Start of DATASET RECORDS

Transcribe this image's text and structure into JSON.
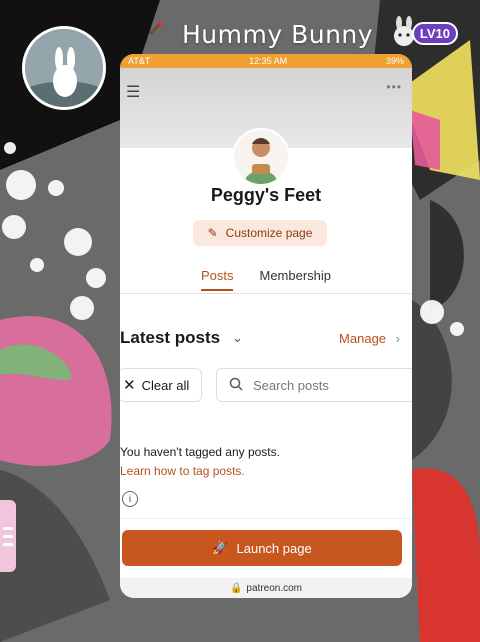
{
  "stream_overlay": {
    "streamer_name": "Hummy Bunny",
    "level_badge": "LV10",
    "bunny_icon": "bunny-icon",
    "profile_avatar": "avatar"
  },
  "phone": {
    "status_bar": {
      "carrier": "AT&T",
      "time": "12:35 AM",
      "battery": "39%"
    },
    "nav": {
      "menu_icon": "hamburger-menu-icon",
      "more_icon": "more-dots-icon"
    },
    "creator": {
      "page_title": "Peggy's Feet",
      "customize_label": "Customize page"
    },
    "tabs": [
      {
        "label": "Posts"
      },
      {
        "label": "Membership"
      }
    ],
    "posts": {
      "heading": "Latest posts",
      "manage_label": "Manage",
      "clear_all_label": "Clear all",
      "search_placeholder": "Search posts",
      "empty_message": "You haven't tagged any posts.",
      "learn_link": "Learn how to tag posts."
    },
    "launch_label": "Launch page",
    "url": "patreon.com"
  },
  "colors": {
    "accent": "#c8571f",
    "status_bar": "#f0a030",
    "customize_bg": "#fbe8dd",
    "level_badge": "#6b3fbf"
  }
}
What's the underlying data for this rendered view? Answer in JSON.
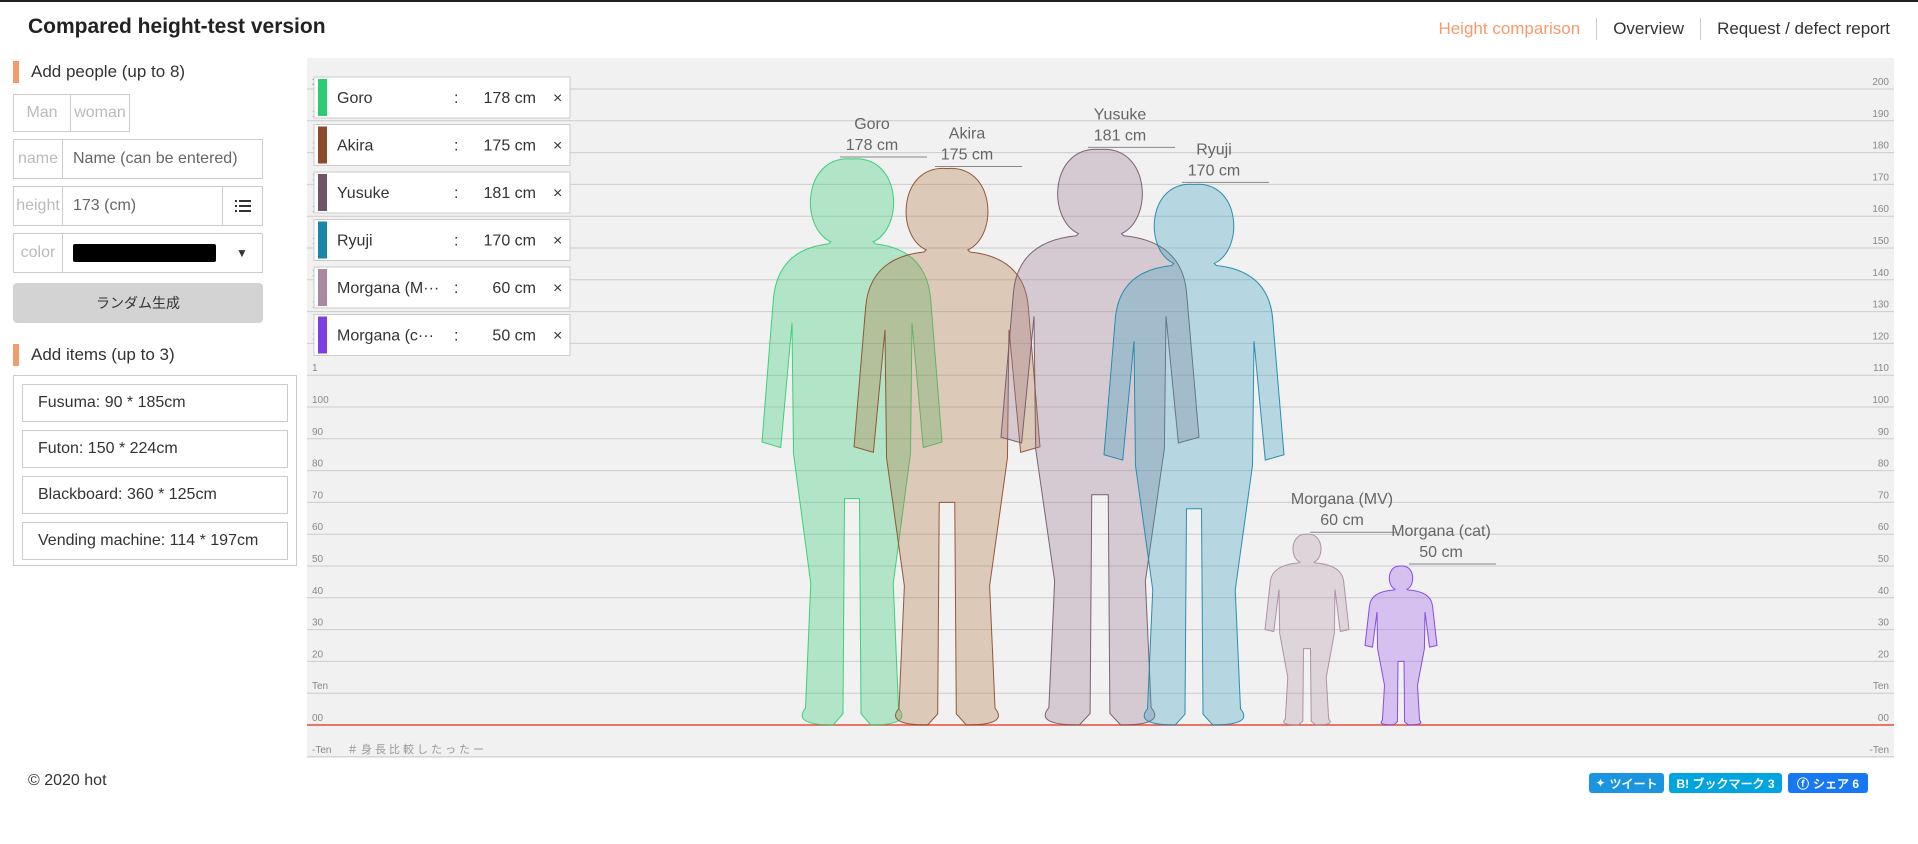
{
  "header": {
    "title": "Compared height-test version",
    "nav": [
      "Height comparison",
      "Overview",
      "Request / defect report"
    ]
  },
  "sidebar": {
    "add_people_title": "Add people (up to 8)",
    "gender_buttons": [
      "Man",
      "woman"
    ],
    "name_label": "name",
    "name_placeholder": "Name (can be entered)",
    "height_label": "height",
    "height_placeholder": "173 (cm)",
    "color_label": "color",
    "random_button": "ランダム生成",
    "add_items_title": "Add items (up to 3)",
    "items": [
      "Fusuma: 90 * 185cm",
      "Futon: 150 * 224cm",
      "Blackboard: 360 * 125cm",
      "Vending machine: 114 * 197cm"
    ]
  },
  "people": [
    {
      "name": "Goro",
      "list_name": "Goro",
      "height": 178,
      "height_label": "178 cm",
      "color": "#2ecc71"
    },
    {
      "name": "Akira",
      "list_name": "Akira",
      "height": 175,
      "height_label": "175 cm",
      "color": "#8b4a2b"
    },
    {
      "name": "Yusuke",
      "list_name": "Yusuke",
      "height": 181,
      "height_label": "181 cm",
      "color": "#6e5666"
    },
    {
      "name": "Ryuji",
      "list_name": "Ryuji",
      "height": 170,
      "height_label": "170 cm",
      "color": "#1a86a8"
    },
    {
      "name": "Morgana (MV)",
      "list_name": "Morgana (M···",
      "height": 60,
      "height_label": "60 cm",
      "color": "#a88aa0"
    },
    {
      "name": "Morgana (cat)",
      "list_name": "Morgana (c···",
      "height": 50,
      "height_label": "50 cm",
      "color": "#7d3fe0"
    }
  ],
  "list_separator": ":",
  "remove_glyph": "×",
  "scale": {
    "left_labels": [
      "200",
      "1",
      "1",
      "1",
      "1",
      "1",
      "1",
      "1",
      "1",
      "1",
      "100",
      "90",
      "80",
      "70",
      "60",
      "50",
      "40",
      "30",
      "20",
      "Ten",
      "00",
      "-Ten"
    ],
    "right_labels": [
      "200",
      "190",
      "180",
      "170",
      "160",
      "150",
      "140",
      "130",
      "120",
      "110",
      "100",
      "90",
      "80",
      "70",
      "60",
      "50",
      "40",
      "30",
      "20",
      "Ten",
      "00",
      "-Ten"
    ]
  },
  "hashtag": "＃身長比較したったー",
  "footer": {
    "copyright": "© 2020 hot",
    "tweet": "ツイート",
    "bookmark": "B! ブックマーク 3",
    "share": "シェア 6"
  },
  "colors": {
    "accent": "#f39b6b",
    "baseline": "#e74c3c",
    "chart_bg": "#f1f1f1",
    "grid": "#cccccc"
  }
}
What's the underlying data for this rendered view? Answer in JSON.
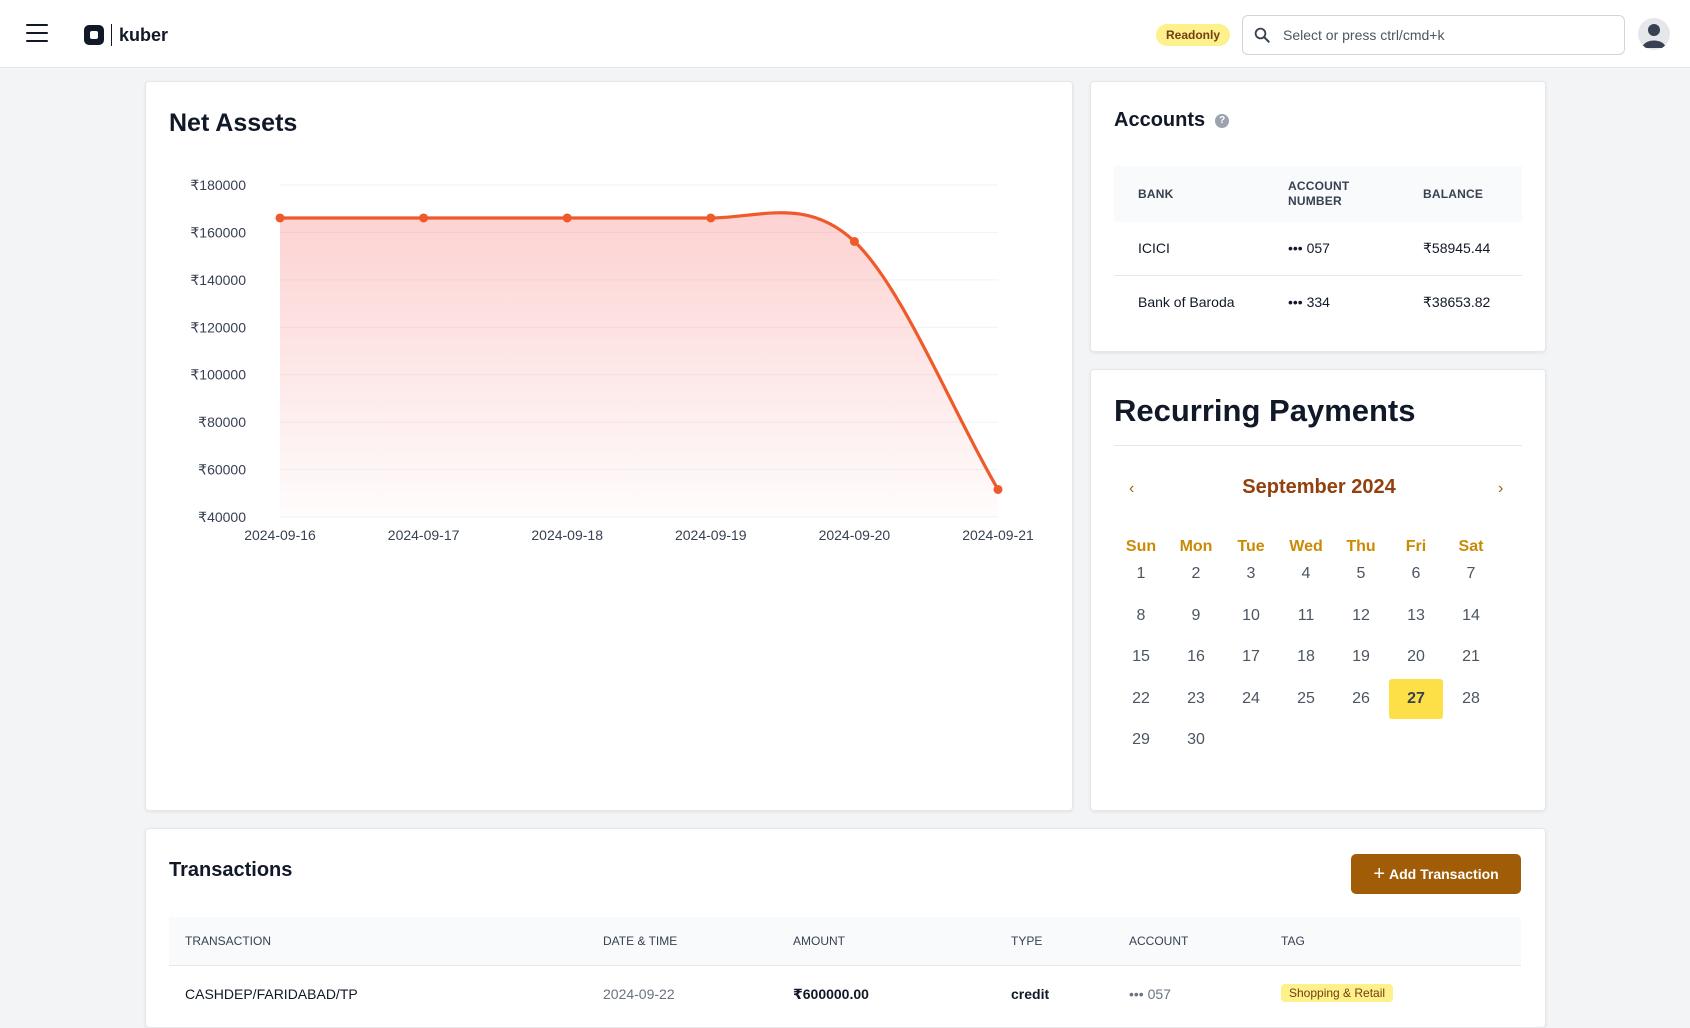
{
  "header": {
    "brand": "kuber",
    "badge": "Readonly",
    "search_placeholder": "Select or press ctrl/cmd+k"
  },
  "net_assets": {
    "title": "Net Assets"
  },
  "chart_data": {
    "type": "area",
    "title": "Net Assets",
    "x": [
      "2024-09-16",
      "2024-09-17",
      "2024-09-18",
      "2024-09-19",
      "2024-09-20",
      "2024-09-21"
    ],
    "values": [
      166100,
      166100,
      166100,
      166100,
      156200,
      51600
    ],
    "yticks": [
      "₹180000",
      "₹160000",
      "₹140000",
      "₹120000",
      "₹100000",
      "₹80000",
      "₹60000",
      "₹40000"
    ],
    "ylim": [
      40000,
      180000
    ],
    "grid": true,
    "colors": {
      "line": "#ef5a2a",
      "fill": "#fca5a5"
    }
  },
  "accounts": {
    "title": "Accounts",
    "columns": [
      "BANK",
      "ACCOUNT NUMBER",
      "BALANCE"
    ],
    "rows": [
      {
        "bank": "ICICI",
        "number": "••• 057",
        "balance": "₹58945.44"
      },
      {
        "bank": "Bank of Baroda",
        "number": "••• 334",
        "balance": "₹38653.82"
      }
    ]
  },
  "recurring": {
    "title": "Recurring Payments",
    "month": "September 2024",
    "weekdays": [
      "Sun",
      "Mon",
      "Tue",
      "Wed",
      "Thu",
      "Fri",
      "Sat"
    ],
    "days": [
      1,
      2,
      3,
      4,
      5,
      6,
      7,
      8,
      9,
      10,
      11,
      12,
      13,
      14,
      15,
      16,
      17,
      18,
      19,
      20,
      21,
      22,
      23,
      24,
      25,
      26,
      27,
      28,
      29,
      30
    ],
    "first_weekday": 0,
    "today": 27
  },
  "transactions": {
    "title": "Transactions",
    "add_label": "Add Transaction",
    "columns": [
      "TRANSACTION",
      "DATE & TIME",
      "AMOUNT",
      "TYPE",
      "ACCOUNT",
      "TAG"
    ],
    "rows": [
      {
        "name": "CASHDEP/FARIDABAD/TP",
        "date": "2024-09-22",
        "amount": "₹600000.00",
        "type": "credit",
        "account": "••• 057",
        "tag": "Shopping & Retail"
      }
    ]
  }
}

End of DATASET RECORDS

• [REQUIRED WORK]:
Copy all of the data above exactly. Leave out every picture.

• [ANSWER SECTION]:
Transcribe this image's text and structure into JSON.
{
  "stream_overlay": {
    "streamer_name": "Hummy Bunny",
    "level_badge": "LV10",
    "bunny_icon": "bunny-icon",
    "profile_avatar": "avatar"
  },
  "phone": {
    "status_bar": {
      "carrier": "AT&T",
      "time": "12:35 AM",
      "battery": "39%"
    },
    "nav": {
      "menu_icon": "hamburger-menu-icon",
      "more_icon": "more-dots-icon"
    },
    "creator": {
      "page_title": "Peggy's Feet",
      "customize_label": "Customize page"
    },
    "tabs": [
      {
        "label": "Posts"
      },
      {
        "label": "Membership"
      }
    ],
    "posts": {
      "heading": "Latest posts",
      "manage_label": "Manage",
      "clear_all_label": "Clear all",
      "search_placeholder": "Search posts",
      "empty_message": "You haven't tagged any posts.",
      "learn_link": "Learn how to tag posts."
    },
    "launch_label": "Launch page",
    "url": "patreon.com"
  },
  "colors": {
    "accent": "#c8571f",
    "status_bar": "#f0a030",
    "customize_bg": "#fbe8dd",
    "level_badge": "#6b3fbf"
  }
}
What's the underlying data for this rendered view? Answer in JSON.
{
  "header": {
    "title": "Compared height-test version",
    "nav": [
      "Height comparison",
      "Overview",
      "Request / defect report"
    ]
  },
  "sidebar": {
    "add_people_title": "Add people (up to 8)",
    "gender_buttons": [
      "Man",
      "woman"
    ],
    "name_label": "name",
    "name_placeholder": "Name (can be entered)",
    "height_label": "height",
    "height_placeholder": "173 (cm)",
    "color_label": "color",
    "random_button": "ランダム生成",
    "add_items_title": "Add items (up to 3)",
    "items": [
      "Fusuma: 90 * 185cm",
      "Futon: 150 * 224cm",
      "Blackboard: 360 * 125cm",
      "Vending machine: 114 * 197cm"
    ]
  },
  "people": [
    {
      "name": "Goro",
      "list_name": "Goro",
      "height": 178,
      "height_label": "178 cm",
      "color": "#2ecc71"
    },
    {
      "name": "Akira",
      "list_name": "Akira",
      "height": 175,
      "height_label": "175 cm",
      "color": "#8b4a2b"
    },
    {
      "name": "Yusuke",
      "list_name": "Yusuke",
      "height": 181,
      "height_label": "181 cm",
      "color": "#6e5666"
    },
    {
      "name": "Ryuji",
      "list_name": "Ryuji",
      "height": 170,
      "height_label": "170 cm",
      "color": "#1a86a8"
    },
    {
      "name": "Morgana (MV)",
      "list_name": "Morgana (M···",
      "height": 60,
      "height_label": "60 cm",
      "color": "#a88aa0"
    },
    {
      "name": "Morgana (cat)",
      "list_name": "Morgana (c···",
      "height": 50,
      "height_label": "50 cm",
      "color": "#7d3fe0"
    }
  ],
  "list_separator": ":",
  "remove_glyph": "×",
  "scale": {
    "left_labels": [
      "200",
      "1",
      "1",
      "1",
      "1",
      "1",
      "1",
      "1",
      "1",
      "1",
      "100",
      "90",
      "80",
      "70",
      "60",
      "50",
      "40",
      "30",
      "20",
      "Ten",
      "00",
      "-Ten"
    ],
    "right_labels": [
      "200",
      "190",
      "180",
      "170",
      "160",
      "150",
      "140",
      "130",
      "120",
      "110",
      "100",
      "90",
      "80",
      "70",
      "60",
      "50",
      "40",
      "30",
      "20",
      "Ten",
      "00",
      "-Ten"
    ]
  },
  "hashtag": "＃身長比較したったー",
  "footer": {
    "copyright": "© 2020 hot",
    "tweet": "ツイート",
    "bookmark": "B! ブックマーク 3",
    "share": "シェア 6"
  },
  "colors": {
    "accent": "#f39b6b",
    "baseline": "#e74c3c",
    "chart_bg": "#f1f1f1",
    "grid": "#cccccc"
  }
}
What's the underlying data for this rendered view? Answer in JSON.
{
  "header": {
    "brand": "kuber",
    "badge": "Readonly",
    "search_placeholder": "Select or press ctrl/cmd+k"
  },
  "net_assets": {
    "title": "Net Assets"
  },
  "chart_data": {
    "type": "area",
    "title": "Net Assets",
    "x": [
      "2024-09-16",
      "2024-09-17",
      "2024-09-18",
      "2024-09-19",
      "2024-09-20",
      "2024-09-21"
    ],
    "values": [
      166100,
      166100,
      166100,
      166100,
      156200,
      51600
    ],
    "yticks": [
      "₹180000",
      "₹160000",
      "₹140000",
      "₹120000",
      "₹100000",
      "₹80000",
      "₹60000",
      "₹40000"
    ],
    "ylim": [
      40000,
      180000
    ],
    "grid": true,
    "colors": {
      "line": "#ef5a2a",
      "fill": "#fca5a5"
    }
  },
  "accounts": {
    "title": "Accounts",
    "columns": [
      "BANK",
      "ACCOUNT NUMBER",
      "BALANCE"
    ],
    "rows": [
      {
        "bank": "ICICI",
        "number": "••• 057",
        "balance": "₹58945.44"
      },
      {
        "bank": "Bank of Baroda",
        "number": "••• 334",
        "balance": "₹38653.82"
      }
    ]
  },
  "recurring": {
    "title": "Recurring Payments",
    "month": "September 2024",
    "weekdays": [
      "Sun",
      "Mon",
      "Tue",
      "Wed",
      "Thu",
      "Fri",
      "Sat"
    ],
    "days": [
      1,
      2,
      3,
      4,
      5,
      6,
      7,
      8,
      9,
      10,
      11,
      12,
      13,
      14,
      15,
      16,
      17,
      18,
      19,
      20,
      21,
      22,
      23,
      24,
      25,
      26,
      27,
      28,
      29,
      30
    ],
    "first_weekday": 0,
    "today": 27
  },
  "transactions": {
    "title": "Transactions",
    "add_label": "Add Transaction",
    "columns": [
      "TRANSACTION",
      "DATE & TIME",
      "AMOUNT",
      "TYPE",
      "ACCOUNT",
      "TAG"
    ],
    "rows": [
      {
        "name": "CASHDEP/FARIDABAD/TP",
        "date": "2024-09-22",
        "amount": "₹600000.00",
        "type": "credit",
        "account": "••• 057",
        "tag": "Shopping & Retail"
      }
    ]
  }
}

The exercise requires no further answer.